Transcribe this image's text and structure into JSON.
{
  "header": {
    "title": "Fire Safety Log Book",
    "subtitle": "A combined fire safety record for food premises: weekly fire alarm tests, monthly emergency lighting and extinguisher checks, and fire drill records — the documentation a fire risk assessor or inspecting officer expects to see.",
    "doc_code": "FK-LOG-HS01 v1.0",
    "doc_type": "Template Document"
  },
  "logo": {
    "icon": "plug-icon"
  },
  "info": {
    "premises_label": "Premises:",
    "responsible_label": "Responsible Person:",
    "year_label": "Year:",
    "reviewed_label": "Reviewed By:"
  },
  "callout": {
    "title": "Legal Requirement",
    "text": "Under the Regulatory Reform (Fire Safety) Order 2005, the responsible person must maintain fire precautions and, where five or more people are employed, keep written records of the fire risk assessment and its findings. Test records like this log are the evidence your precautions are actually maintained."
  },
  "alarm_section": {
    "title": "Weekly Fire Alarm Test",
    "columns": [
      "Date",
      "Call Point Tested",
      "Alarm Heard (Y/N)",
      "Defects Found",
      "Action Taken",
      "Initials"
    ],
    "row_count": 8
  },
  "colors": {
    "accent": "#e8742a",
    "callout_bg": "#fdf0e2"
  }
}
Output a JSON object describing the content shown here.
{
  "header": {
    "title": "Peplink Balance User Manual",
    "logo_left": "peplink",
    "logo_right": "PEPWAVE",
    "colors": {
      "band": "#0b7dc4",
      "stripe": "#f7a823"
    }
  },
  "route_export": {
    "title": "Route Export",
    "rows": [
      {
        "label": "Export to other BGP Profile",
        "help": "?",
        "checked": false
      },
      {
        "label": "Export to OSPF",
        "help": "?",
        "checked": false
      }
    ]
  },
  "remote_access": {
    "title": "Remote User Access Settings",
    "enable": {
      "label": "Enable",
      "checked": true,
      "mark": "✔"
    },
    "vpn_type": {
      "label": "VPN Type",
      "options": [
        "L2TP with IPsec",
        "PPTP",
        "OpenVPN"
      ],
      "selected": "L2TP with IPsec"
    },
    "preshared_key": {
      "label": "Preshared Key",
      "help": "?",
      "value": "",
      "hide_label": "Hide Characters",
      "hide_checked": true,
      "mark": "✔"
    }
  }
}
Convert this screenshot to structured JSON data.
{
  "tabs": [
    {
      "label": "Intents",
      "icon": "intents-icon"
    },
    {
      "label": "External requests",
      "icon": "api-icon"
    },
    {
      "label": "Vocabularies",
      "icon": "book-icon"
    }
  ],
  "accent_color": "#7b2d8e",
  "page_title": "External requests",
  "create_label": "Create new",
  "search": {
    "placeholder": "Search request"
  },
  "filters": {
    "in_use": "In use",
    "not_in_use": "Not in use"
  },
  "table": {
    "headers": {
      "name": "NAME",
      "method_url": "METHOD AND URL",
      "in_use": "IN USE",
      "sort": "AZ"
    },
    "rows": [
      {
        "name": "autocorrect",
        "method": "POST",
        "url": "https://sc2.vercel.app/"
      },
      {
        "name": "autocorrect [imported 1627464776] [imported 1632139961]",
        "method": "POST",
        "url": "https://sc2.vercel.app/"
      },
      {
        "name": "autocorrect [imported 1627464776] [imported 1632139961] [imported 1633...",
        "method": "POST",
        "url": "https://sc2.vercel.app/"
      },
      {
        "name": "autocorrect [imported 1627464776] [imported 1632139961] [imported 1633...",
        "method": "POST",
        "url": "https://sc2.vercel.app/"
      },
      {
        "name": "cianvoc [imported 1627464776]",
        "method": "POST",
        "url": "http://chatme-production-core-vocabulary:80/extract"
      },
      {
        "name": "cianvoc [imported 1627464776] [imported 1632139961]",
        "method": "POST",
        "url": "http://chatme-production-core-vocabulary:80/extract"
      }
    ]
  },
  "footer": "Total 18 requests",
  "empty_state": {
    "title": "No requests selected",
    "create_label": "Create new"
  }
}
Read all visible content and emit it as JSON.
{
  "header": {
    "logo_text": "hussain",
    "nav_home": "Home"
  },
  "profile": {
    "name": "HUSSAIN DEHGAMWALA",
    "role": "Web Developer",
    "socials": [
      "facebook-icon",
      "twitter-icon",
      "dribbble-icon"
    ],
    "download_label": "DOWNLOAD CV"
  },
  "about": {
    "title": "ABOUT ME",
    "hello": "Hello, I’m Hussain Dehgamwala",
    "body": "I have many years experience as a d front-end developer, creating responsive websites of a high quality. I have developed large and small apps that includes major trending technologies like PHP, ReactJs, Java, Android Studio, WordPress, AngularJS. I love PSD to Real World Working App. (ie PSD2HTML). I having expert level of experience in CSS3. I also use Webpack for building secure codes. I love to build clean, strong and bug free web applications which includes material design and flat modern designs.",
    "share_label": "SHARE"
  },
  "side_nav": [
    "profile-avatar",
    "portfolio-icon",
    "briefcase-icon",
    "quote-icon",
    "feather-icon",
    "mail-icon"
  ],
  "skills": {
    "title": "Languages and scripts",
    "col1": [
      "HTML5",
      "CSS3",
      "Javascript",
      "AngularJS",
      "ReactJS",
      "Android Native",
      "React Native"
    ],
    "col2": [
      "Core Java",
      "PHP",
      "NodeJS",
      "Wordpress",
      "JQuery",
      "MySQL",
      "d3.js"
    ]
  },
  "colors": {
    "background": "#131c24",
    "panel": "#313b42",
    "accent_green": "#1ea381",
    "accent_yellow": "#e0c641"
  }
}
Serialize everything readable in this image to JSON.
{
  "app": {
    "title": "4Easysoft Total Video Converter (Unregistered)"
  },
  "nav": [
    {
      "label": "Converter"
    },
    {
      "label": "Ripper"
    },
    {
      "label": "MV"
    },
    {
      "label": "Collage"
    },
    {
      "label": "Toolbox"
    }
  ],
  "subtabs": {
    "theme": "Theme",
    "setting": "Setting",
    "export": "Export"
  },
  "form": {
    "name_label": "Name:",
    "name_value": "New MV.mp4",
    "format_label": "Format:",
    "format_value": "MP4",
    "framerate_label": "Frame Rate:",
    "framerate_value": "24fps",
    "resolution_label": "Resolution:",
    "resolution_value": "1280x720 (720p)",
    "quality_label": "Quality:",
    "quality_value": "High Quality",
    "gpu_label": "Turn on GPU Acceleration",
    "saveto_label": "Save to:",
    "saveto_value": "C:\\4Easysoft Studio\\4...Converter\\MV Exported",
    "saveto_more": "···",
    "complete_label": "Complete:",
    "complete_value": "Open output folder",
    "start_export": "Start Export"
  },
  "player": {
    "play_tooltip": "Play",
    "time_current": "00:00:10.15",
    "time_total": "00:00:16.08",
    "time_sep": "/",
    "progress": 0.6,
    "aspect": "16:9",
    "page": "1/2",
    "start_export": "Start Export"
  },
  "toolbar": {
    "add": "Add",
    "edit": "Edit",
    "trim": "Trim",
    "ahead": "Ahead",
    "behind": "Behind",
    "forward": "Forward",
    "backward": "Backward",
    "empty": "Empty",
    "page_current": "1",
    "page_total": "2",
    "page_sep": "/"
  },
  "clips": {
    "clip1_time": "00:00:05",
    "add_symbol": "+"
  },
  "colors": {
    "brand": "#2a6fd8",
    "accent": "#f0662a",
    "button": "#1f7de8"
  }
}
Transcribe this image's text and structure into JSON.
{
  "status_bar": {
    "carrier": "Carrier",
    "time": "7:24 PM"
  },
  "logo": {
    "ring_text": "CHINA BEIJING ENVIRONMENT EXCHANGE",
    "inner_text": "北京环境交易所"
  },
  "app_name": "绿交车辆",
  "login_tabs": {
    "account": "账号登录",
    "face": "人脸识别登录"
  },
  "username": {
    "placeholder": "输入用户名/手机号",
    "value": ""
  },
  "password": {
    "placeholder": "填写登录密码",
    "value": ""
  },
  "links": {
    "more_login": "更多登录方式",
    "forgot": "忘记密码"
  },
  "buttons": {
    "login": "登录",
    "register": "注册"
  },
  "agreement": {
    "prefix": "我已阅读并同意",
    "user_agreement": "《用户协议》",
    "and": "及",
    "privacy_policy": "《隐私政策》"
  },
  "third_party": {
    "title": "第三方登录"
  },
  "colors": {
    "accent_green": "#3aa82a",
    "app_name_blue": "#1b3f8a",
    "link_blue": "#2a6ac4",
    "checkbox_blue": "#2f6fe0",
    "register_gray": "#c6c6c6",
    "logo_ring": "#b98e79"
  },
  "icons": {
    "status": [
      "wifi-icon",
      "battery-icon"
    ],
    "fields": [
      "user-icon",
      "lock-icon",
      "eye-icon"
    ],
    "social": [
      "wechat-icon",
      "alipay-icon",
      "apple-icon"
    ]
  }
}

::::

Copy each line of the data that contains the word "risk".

EXERCISE RESULT »
    "subtitle": "A combined fire safety record for food premises: weekly fire alarm tests, monthly emergency lighting and extinguisher checks, and fire drill records — the documentation a fire risk assessor or inspecting officer expects to see.",
    "text": "Under the Regulatory Reform (Fire Safety) Order 2005, the responsible person must maintain fire precautions and, where five or more people are employed, keep written records of the fire risk assessment and its findings. Test records like this log are the evidence your precautions are actually maintained."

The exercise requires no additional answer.